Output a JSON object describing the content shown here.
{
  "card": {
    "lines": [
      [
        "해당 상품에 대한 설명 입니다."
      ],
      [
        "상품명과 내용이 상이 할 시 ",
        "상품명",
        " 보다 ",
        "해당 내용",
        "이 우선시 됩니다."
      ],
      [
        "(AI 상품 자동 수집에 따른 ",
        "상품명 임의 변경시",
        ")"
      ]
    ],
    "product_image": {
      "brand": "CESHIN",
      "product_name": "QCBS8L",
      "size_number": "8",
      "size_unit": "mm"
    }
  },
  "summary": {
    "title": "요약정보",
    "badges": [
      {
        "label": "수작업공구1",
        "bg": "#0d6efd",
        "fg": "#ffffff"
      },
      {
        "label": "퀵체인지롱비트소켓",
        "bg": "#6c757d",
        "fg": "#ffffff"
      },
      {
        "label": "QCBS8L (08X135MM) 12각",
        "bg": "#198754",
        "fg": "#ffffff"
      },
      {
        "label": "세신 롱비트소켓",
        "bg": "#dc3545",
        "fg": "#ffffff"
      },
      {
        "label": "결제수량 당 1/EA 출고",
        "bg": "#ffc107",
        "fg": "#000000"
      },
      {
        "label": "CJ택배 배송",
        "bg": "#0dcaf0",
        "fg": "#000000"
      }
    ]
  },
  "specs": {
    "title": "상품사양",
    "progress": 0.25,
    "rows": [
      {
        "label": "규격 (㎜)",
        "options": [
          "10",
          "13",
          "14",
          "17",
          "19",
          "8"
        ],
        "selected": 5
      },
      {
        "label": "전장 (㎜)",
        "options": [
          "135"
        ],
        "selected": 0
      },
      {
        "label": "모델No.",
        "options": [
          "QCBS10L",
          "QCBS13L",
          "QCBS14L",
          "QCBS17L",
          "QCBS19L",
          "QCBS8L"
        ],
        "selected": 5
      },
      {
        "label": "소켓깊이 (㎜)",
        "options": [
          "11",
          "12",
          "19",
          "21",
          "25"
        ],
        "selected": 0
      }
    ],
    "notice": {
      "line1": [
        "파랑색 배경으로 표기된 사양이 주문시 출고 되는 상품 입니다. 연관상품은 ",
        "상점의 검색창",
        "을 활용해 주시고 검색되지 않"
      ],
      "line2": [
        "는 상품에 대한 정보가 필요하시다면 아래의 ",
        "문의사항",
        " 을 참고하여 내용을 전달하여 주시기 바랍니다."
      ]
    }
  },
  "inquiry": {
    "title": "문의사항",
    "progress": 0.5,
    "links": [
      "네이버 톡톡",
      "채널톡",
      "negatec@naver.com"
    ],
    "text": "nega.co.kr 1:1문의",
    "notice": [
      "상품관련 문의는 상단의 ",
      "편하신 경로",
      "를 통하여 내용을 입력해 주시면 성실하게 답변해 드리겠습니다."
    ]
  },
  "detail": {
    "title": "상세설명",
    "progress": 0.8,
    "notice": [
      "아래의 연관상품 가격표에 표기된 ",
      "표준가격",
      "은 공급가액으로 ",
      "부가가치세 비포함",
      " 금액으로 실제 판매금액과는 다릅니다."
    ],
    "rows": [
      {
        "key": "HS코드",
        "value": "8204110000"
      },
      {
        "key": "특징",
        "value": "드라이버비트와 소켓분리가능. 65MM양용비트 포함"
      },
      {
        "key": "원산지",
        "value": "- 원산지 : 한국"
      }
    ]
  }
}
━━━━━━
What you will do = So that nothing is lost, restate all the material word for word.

Task output =
Output a JSON object describing the content shown here.
{
  "card": {
    "lines": [
      [
        "해당 상품에 대한 설명 입니다."
      ],
      [
        "상품명과 내용이 상이 할 시 ",
        "상품명",
        " 보다 ",
        "해당 내용",
        "이 우선시 됩니다."
      ],
      [
        "(AI 상품 자동 수집에 따른 ",
        "상품명 임의 변경시",
        ")"
      ]
    ],
    "product_image": {
      "brand": "CESHIN",
      "product_name": "QCBS8L",
      "size_number": "8",
      "size_unit": "mm"
    }
  },
  "summary": {
    "title": "요약정보",
    "badges": [
      {
        "label": "수작업공구1",
        "bg": "#0d6efd",
        "fg": "#ffffff"
      },
      {
        "label": "퀵체인지롱비트소켓",
        "bg": "#6c757d",
        "fg": "#ffffff"
      },
      {
        "label": "QCBS8L (08X135MM) 12각",
        "bg": "#198754",
        "fg": "#ffffff"
      },
      {
        "label": "세신 롱비트소켓",
        "bg": "#dc3545",
        "fg": "#ffffff"
      },
      {
        "label": "결제수량 당 1/EA 출고",
        "bg": "#ffc107",
        "fg": "#000000"
      },
      {
        "label": "CJ택배 배송",
        "bg": "#0dcaf0",
        "fg": "#000000"
      }
    ]
  },
  "specs": {
    "title": "상품사양",
    "progress": 0.25,
    "rows": [
      {
        "label": "규격 (㎜)",
        "options": [
          "10",
          "13",
          "14",
          "17",
          "19",
          "8"
        ],
        "selected": 5
      },
      {
        "label": "전장 (㎜)",
        "options": [
          "135"
        ],
        "selected": 0
      },
      {
        "label": "모델No.",
        "options": [
          "QCBS10L",
          "QCBS13L",
          "QCBS14L",
          "QCBS17L",
          "QCBS19L",
          "QCBS8L"
        ],
        "selected": 5
      },
      {
        "label": "소켓깊이 (㎜)",
        "options": [
          "11",
          "12",
          "19",
          "21",
          "25"
        ],
        "selected": 0
      }
    ],
    "notice": {
      "line1": [
        "파랑색 배경으로 표기된 사양이 주문시 출고 되는 상품 입니다. 연관상품은 ",
        "상점의 검색창",
        "을 활용해 주시고 검색되지 않"
      ],
      "line2": [
        "는 상품에 대한 정보가 필요하시다면 아래의 ",
        "문의사항",
        " 을 참고하여 내용을 전달하여 주시기 바랍니다."
      ]
    }
  },
  "inquiry": {
    "title": "문의사항",
    "progress": 0.5,
    "links": [
      "네이버 톡톡",
      "채널톡",
      "negatec@naver.com"
    ],
    "text": "nega.co.kr 1:1문의",
    "notice": [
      "상품관련 문의는 상단의 ",
      "편하신 경로",
      "를 통하여 내용을 입력해 주시면 성실하게 답변해 드리겠습니다."
    ]
  },
  "detail": {
    "title": "상세설명",
    "progress": 0.8,
    "notice": [
      "아래의 연관상품 가격표에 표기된 ",
      "표준가격",
      "은 공급가액으로 ",
      "부가가치세 비포함",
      " 금액으로 실제 판매금액과는 다릅니다."
    ],
    "rows": [
      {
        "key": "HS코드",
        "value": "8204110000"
      },
      {
        "key": "특징",
        "value": "드라이버비트와 소켓분리가능. 65MM양용비트 포함"
      },
      {
        "key": "원산지",
        "value": "- 원산지 : 한국"
      }
    ]
  }
}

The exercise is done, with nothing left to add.